IN MEMORIAM AMICITIÆ.
'Tis not the tear at this moment shed,
When the cold turf has just been laid o'er him, Which can tell how beloved was the friend that has fled,
Or how deep in our hearts we deplore him.
'Tis the tear through many a long day wept,
'Tis life's whole path o'ershaded, 'Tis the one remembrance fondly kept, When all lighter griefs have faded.
MANY thousand years ago, a daughter of Levi was forced to expose her babe by the river-side. What mother has not sympathized with this poor Hebrew, unable to protect her infant son in the outer world, yet forced by the stress of circumstances to cast him from her ? What Christian mother has not rejoiced over the kind protectress the little one found? Yet there is a class of

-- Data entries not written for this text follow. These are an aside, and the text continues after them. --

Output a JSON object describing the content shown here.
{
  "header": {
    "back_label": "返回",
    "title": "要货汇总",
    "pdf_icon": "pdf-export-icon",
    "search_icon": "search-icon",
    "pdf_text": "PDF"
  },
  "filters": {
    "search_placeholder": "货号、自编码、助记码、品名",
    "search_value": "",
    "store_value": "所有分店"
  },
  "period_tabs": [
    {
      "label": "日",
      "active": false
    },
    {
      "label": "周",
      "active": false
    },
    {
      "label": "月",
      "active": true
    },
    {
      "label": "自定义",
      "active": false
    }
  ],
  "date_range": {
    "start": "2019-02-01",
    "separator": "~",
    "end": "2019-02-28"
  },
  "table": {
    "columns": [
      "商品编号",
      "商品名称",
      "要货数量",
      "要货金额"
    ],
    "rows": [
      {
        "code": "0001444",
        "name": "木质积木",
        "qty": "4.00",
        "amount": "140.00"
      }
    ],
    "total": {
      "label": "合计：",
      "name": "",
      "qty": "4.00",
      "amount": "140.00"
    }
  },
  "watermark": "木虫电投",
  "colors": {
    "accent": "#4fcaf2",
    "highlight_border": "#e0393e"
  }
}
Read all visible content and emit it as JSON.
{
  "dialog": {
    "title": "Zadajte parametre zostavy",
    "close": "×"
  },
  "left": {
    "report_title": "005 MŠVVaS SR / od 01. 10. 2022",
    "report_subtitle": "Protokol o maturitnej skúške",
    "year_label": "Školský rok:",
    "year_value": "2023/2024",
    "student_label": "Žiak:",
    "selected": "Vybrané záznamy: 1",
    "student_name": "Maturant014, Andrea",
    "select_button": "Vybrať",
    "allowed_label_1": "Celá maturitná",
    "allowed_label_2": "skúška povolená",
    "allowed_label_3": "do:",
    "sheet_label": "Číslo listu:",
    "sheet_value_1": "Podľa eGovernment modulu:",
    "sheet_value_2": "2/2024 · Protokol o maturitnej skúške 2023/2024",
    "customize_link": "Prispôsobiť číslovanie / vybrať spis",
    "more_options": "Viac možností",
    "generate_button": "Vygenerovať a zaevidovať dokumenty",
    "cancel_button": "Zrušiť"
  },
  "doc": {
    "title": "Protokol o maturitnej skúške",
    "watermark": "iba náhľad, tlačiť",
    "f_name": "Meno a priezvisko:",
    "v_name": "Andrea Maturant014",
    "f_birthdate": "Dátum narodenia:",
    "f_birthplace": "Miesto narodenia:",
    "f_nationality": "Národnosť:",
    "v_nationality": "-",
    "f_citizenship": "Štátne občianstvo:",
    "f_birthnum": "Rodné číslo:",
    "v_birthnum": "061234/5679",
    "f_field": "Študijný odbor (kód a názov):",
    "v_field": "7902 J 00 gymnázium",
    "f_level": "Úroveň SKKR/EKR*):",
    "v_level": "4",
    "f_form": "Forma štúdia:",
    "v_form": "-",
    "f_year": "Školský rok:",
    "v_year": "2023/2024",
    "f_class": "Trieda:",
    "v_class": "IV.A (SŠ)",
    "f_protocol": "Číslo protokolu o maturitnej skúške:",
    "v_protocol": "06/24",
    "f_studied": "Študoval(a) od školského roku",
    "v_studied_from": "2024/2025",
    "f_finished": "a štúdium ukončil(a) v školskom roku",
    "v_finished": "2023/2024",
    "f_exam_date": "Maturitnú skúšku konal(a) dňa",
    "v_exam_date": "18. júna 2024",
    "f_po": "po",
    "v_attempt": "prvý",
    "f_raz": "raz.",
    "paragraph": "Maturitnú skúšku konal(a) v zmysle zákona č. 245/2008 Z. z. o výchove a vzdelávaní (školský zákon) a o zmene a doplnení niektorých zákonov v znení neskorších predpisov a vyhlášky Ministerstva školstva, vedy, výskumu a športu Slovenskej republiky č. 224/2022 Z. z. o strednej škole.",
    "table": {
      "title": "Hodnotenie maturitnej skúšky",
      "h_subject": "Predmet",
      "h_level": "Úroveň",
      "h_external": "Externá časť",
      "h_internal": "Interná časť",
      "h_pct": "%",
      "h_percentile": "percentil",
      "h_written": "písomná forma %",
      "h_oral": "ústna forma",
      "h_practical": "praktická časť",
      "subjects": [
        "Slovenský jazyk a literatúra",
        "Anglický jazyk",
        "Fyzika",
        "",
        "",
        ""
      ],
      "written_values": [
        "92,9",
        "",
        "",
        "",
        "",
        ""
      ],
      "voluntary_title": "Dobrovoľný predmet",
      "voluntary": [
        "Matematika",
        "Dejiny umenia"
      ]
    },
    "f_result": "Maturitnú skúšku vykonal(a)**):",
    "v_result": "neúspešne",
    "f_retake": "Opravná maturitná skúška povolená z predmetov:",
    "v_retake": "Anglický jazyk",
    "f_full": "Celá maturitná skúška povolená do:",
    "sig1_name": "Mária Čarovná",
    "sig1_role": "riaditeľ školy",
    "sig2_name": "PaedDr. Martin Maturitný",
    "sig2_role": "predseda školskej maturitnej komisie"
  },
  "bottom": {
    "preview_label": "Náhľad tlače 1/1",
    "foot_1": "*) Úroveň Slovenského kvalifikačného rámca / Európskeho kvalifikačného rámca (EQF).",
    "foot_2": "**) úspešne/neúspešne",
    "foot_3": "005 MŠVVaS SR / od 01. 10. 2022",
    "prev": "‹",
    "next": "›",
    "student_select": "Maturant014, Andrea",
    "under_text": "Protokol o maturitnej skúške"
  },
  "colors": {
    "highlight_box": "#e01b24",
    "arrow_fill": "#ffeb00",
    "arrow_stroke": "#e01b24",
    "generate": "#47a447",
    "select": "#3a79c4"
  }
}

persons that is oftentimes compelled to cast out its Moses, the offspring of its pen, for whom this sympathy is more rarely shown. From the circumstance, perhaps, that while the parents of Great Britain are counted by tens, the authors are by units. Fellow-feeling alone makes us wondrous kind. Instead of the compassionate treatment which the young prophet received at the hands of Pharaoh's daughter, a book, the loved nursling of